● Problem to solve
Collect every line below that contains the word "this".

● Data entries

- Opening Delimiter -

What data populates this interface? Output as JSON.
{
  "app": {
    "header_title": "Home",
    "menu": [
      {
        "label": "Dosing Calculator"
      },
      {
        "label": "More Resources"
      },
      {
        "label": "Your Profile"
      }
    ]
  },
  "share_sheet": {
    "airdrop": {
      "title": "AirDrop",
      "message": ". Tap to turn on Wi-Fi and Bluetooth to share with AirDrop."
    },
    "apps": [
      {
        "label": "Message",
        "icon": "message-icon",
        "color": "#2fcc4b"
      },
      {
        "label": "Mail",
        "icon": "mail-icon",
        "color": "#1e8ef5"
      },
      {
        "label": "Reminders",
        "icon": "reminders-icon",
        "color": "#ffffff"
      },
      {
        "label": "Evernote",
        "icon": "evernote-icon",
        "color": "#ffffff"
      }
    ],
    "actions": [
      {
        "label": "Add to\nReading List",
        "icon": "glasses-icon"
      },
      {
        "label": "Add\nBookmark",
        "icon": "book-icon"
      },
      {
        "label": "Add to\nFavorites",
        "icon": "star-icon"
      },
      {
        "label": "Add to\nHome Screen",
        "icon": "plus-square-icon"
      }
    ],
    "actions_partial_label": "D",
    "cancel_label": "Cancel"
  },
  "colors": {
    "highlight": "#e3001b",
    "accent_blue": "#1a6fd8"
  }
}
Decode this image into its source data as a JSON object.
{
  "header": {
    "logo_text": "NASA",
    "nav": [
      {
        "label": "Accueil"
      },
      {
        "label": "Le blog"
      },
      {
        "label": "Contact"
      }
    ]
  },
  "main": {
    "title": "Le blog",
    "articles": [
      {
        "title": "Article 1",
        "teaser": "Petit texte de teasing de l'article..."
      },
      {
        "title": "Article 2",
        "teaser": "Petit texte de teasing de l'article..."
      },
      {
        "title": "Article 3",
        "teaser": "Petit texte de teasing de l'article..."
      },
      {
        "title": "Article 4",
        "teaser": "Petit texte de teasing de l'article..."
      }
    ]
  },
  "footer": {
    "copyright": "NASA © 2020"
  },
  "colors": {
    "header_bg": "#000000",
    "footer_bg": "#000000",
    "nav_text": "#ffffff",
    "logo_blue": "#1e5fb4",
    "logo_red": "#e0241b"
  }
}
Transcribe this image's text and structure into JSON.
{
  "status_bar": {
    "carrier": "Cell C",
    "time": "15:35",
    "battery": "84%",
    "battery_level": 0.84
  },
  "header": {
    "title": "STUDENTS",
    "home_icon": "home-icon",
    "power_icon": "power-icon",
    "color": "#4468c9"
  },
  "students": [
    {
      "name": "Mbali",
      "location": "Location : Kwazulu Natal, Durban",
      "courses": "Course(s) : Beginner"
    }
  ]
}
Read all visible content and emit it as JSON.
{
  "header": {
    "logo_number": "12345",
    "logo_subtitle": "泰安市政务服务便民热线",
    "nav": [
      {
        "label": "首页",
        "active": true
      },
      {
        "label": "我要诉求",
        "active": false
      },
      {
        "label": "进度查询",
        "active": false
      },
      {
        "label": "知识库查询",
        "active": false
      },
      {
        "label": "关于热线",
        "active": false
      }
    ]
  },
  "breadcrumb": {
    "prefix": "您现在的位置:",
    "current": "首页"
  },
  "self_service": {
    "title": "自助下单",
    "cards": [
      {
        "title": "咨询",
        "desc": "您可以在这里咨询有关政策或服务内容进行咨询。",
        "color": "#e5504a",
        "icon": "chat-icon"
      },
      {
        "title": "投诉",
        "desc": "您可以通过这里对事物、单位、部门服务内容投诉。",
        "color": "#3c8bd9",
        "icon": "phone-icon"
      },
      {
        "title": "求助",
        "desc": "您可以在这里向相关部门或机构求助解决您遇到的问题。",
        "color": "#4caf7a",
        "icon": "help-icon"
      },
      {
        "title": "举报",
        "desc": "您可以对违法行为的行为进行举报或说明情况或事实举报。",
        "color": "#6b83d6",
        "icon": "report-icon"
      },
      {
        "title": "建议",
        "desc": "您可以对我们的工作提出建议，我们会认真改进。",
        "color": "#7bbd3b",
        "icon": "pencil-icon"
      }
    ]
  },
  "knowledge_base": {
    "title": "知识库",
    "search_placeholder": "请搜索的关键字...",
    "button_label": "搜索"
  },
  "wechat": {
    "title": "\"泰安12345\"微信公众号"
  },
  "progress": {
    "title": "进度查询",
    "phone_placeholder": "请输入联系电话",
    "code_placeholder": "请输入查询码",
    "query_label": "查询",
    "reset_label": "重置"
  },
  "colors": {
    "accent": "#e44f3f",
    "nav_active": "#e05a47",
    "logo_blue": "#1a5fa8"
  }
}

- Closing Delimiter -

● Solved exercise
What data populates this interface? Output as JSON.
Decode this image into its source data as a JSON object.
Transcribe this image's text and structure into JSON.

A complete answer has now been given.